Needless to say, we don't take it lightly. Our team - the Corporate Chauffeurs BRKC Team - has been preparing since February. Even for a hire kart crew like ours the planning and logistics are significant. And even for experienced drivers like us, the physical and mental demands are enormous.
Years ago, while chatting to a colleague at work about karting, I mentioned that I trained for it.
"What do you need to train for?" she asked. "Surely you just sit there and drive..."
During a two-hour stint on an outdoor circuit, most drivers will lose around two litres of water, and burn 1,200 calories. That's about the same as an average runner - like me - burns during a 10 mile run. Over the course of the British 24 Hours, each of our four drivers will do three stints. You can do the maths. When I call it a marathon, I'm not exaggerating.
My training schedule hasn't been without its pitfalls. Having decided to ramp up my strength and stamina while simultaneously losing as much weight as I safely could, I pushed my body hard. Perhaps too hard. On three occasions I've been forced to halt training, felled by a virus, a nasty bout of food poisoning, and downright exhaustion. Hopefully, the battle against adversity has toughened me up.
Two great motivators have spurred me on. The first is the memory of last year's race, which was thrilling and magical and brutal and heartbreaking in equal measure. I'm determined to do better.
The second is the Olympics. As a keen sportsman I was excited about London 2012. But even I couldn't have predicted the extent to which it gripped and inspired not just me, but the nation. Whenever I face tough moments in training or worry about the race, I remember the Olympians. I remember that my battle is a walk in the park compared to theirs.
After months of anticipation we're almost down to the wire. Training complete, kit triple-checked, packing started for the long trip north.
The entry list is packed with familiar names: friends and rivals from the British Rental Kart Championship and across the karting community; drivers of national and international standard. I look forward to meeting them on and off track.
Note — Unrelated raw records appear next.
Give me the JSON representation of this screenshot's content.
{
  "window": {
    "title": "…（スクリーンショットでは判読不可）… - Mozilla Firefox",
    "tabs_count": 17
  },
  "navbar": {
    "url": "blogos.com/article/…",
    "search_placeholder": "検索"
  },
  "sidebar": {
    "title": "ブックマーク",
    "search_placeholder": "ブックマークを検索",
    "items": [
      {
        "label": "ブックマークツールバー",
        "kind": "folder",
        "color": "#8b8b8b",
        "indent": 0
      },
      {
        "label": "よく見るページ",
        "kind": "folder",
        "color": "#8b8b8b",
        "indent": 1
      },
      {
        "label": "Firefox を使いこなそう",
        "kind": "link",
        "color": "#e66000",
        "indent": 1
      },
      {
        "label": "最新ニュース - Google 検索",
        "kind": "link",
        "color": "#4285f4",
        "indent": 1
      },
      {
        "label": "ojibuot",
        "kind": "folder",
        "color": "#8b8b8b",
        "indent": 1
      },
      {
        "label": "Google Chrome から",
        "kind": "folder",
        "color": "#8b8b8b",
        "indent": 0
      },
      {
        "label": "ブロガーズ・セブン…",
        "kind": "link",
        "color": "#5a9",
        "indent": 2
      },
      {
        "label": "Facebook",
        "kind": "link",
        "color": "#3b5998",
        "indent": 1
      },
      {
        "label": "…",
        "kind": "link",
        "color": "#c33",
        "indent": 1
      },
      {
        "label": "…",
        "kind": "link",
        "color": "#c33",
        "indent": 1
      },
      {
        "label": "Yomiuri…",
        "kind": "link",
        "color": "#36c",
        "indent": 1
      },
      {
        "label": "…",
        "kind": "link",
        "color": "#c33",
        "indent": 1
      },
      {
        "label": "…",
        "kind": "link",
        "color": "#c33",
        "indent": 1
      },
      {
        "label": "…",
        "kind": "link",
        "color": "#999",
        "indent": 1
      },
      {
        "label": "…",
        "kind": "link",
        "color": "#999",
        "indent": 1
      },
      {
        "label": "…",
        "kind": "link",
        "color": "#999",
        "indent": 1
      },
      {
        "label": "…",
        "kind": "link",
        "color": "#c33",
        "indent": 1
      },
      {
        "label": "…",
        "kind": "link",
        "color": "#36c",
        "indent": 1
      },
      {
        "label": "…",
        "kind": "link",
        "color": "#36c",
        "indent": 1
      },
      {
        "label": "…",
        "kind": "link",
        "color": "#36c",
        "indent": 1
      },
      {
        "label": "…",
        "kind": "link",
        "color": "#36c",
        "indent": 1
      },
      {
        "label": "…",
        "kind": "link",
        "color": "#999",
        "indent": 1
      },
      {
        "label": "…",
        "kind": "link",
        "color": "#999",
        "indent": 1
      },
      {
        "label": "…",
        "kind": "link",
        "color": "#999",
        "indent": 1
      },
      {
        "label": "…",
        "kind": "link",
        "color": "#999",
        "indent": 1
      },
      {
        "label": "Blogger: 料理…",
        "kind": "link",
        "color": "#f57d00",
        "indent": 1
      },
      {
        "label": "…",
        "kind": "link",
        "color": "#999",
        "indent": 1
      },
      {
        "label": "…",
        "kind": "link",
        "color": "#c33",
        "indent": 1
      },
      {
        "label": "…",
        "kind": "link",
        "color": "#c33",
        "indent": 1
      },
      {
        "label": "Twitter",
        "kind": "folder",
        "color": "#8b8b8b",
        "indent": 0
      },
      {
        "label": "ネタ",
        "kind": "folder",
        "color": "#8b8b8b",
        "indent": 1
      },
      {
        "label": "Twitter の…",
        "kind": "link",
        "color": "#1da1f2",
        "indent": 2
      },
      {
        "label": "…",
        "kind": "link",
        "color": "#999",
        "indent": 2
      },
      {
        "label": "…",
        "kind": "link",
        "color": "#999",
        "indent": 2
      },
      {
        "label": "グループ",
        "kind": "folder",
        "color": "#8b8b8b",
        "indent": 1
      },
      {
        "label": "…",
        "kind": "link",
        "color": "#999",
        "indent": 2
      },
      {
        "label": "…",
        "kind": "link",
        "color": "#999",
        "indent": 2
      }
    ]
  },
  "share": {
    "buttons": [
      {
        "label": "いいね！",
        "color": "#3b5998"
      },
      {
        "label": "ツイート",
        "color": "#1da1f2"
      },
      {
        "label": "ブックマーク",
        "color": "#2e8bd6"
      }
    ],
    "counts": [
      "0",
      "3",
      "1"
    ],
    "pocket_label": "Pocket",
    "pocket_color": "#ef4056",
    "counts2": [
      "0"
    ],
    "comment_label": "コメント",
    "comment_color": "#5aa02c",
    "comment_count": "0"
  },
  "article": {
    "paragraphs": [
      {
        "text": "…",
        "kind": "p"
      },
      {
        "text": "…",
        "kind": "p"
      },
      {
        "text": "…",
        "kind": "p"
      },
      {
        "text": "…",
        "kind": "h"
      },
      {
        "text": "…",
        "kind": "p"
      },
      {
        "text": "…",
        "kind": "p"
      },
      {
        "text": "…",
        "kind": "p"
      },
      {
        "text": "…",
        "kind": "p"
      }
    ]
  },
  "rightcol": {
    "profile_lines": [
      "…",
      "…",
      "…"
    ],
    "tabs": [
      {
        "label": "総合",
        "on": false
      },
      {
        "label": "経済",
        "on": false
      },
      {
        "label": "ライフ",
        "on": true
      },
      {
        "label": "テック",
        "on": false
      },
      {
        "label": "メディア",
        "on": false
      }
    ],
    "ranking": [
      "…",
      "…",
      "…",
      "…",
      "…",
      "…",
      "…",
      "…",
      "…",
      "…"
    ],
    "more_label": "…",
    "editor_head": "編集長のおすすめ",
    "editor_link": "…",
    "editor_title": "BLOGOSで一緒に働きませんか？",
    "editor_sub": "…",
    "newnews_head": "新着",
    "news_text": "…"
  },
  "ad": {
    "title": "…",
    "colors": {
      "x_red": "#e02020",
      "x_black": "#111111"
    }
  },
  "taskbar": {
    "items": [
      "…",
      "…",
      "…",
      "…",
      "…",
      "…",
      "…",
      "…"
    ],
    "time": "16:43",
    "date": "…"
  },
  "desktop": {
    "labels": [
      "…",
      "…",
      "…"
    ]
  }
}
Sadly, one name will be absent: Lewis Tindall, who joined our team back in February, has injured himself while trying - heroically but unwisely - to catch a falling car gearbox. We'll miss him, and wish him a speedy recovery. He's found us an excellent replacement who will remain a secret for now.
You need luck as well as talent to win a race like this and we will all, as ever, be in the lap of the gods. But the Corporate Chauffeurs BRKC Team - Alex Vangeen (captain), Lee Jones, myself, our mystery guest, and our brilliant support crew - is as ready as it can be. The Olympians had their time to shine. The Paralympians will have theirs from 29 August.
Now, it's ours. To everyone competing this weekend: good luck, and stay safe.
To everyone else: watch for regular Facebook updates from Friday 24 August onwards.